A real estate agent in Spain should:
- Be mature and speak good Spanish. Real estate in Spain is one of the biggest investments most people will ever make and the least buyers can expect is to deal with a mature bilingual sales person. Many of the people selling Spanish property to the foreigners in recent years have been little more than teenagers. They are flown in by costa agents, promised an easy fortune on a commission-only basis, and then unleashed on unwitting clients despite their total lack of understanding of Spain, Spanish, and the local Spanish real estate market.
- Demonstrate real experience and knowledge of the local property market. When buying something as expensive as property you should expect help from an experienced sales representative who can demonstrate knowledge of the local area and property market. They should have lived in the area for at least 5 years. Look for agencies that are locally based in the area where you want to buy and that have a good selection of properties to offer. Avoid using agencies that aren’t locally based, as they may know less than you about the local property market.
- Respond to your enquiries in a quick and professional manner.
- Make an effort to understand your needs and requirements from the outset.
- Help you to understand what the local real estate market has to offer and what you can realistically expect to buy given your budget and requirements. Unreasonable expectations benefit neither client nor agent.
- Provide you with clear and useful property particulars or reports.
- Show you a selection of suitable properties given your budget and requirements. Some real estate agents in Spain intentionally show clients highly unattractive properties (known in the trade as ‘put-offs’) in order to make mediocre but slightly more attractive properties (the ones they want to sell) seem wonderful in comparison.
- Be unequivocal about what is included with a property, for instance furniture, and back it up with documentation.
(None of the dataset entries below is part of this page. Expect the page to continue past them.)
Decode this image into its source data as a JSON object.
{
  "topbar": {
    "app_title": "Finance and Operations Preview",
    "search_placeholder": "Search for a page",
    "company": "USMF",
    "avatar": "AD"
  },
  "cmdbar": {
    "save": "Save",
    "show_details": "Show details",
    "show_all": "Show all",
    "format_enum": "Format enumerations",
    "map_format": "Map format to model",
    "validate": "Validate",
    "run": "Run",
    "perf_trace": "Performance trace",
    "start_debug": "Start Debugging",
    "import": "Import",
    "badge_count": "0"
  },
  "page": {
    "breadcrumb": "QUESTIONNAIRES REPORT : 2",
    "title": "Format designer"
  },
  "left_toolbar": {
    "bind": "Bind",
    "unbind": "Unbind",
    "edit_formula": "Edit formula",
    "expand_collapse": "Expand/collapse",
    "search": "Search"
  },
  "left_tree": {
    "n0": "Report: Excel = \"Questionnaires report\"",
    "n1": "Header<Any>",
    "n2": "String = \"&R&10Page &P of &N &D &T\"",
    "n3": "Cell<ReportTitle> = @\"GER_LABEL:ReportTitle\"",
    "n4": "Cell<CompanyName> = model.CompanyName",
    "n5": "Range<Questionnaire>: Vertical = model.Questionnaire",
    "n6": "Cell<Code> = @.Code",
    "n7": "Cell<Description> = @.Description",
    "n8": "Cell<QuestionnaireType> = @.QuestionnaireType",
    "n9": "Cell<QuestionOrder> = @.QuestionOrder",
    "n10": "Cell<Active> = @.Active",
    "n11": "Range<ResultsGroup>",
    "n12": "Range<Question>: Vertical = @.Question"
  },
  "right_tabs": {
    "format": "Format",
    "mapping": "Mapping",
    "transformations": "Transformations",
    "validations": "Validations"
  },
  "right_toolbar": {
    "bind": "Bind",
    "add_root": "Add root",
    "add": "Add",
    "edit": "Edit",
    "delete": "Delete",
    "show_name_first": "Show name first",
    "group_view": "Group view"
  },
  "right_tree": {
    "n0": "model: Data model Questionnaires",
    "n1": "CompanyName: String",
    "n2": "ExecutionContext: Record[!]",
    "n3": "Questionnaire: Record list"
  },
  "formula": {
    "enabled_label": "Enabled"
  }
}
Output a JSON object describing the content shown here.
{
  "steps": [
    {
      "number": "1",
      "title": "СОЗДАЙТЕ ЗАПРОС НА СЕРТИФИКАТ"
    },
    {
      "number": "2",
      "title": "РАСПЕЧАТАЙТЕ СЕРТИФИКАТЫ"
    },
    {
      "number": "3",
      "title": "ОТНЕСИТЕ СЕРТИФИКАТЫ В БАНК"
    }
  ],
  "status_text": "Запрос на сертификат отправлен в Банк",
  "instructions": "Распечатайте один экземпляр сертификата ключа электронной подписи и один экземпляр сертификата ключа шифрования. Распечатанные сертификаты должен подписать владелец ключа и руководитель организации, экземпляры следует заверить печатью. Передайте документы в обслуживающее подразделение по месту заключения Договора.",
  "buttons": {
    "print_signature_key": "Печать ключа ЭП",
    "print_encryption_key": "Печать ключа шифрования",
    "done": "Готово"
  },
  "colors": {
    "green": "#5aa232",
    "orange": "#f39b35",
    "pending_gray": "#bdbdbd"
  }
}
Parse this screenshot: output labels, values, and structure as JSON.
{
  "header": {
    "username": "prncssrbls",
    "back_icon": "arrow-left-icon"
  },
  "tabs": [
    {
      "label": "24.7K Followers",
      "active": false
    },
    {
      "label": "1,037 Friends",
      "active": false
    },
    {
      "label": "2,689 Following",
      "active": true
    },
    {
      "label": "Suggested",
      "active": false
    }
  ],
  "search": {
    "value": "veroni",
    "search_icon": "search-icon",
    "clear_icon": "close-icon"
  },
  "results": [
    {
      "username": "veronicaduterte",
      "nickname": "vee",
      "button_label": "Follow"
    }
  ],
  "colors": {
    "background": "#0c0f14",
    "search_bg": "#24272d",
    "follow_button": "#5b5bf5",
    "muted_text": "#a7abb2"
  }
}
- When dealing with resale properties, agents should have a file with all the relevant documentation on the property. As a minimum this should include the land register filing (nota simple) and a copy of the title deeds. Well organised professional agents will also have receipts of local rates, utilities and community changes where relevant. For new build properties they should have a copy of all the relevant documentation provide by the promoter, for instance up to date price lists, plans and specifications, copies of example contracts and a copy of the building licence.
- Be honest, erring on the side of caution, on matters such as rental potential, expected capital gains and the real costs of purchasing property in Spain. Many agents have been known to exaggerate the rental potential of properties and downplay the costs of buying and owning property. And no agents have a crystal ball. All the can tell you is what prices have done in the past.
- Not put you under any pressure during the process. There is a fine line between pressure and well-meant encouragement, and it can be difficult to identify subtle pressure, which comes in many forms. As a general rule ignore all claims by a real estate agent that other buyers are about to swoop and that prices are about to go up. If you feel you are being put under pressure make this clear and if necessary drop the agent.
- Accompany you to the signing of the deeds.
- Keep you informed of construction progress and the dates when stage payments become due when buying off-plan.
- Make it clear what level of after-sales service they provide. There is nothing wrong with an estate agent providing very little after-sales service if they are perfectly honest about this and don’t mislead you into expecting help that won’t be forthcoming. In reality you may be better off hiring professionals that specialise in after-sales services that receiving a half-hearted effort from estate agents.
- Be open about the commission they are earning if you ask (which you should).
© Mark Stucklin (Spanish Property Insight)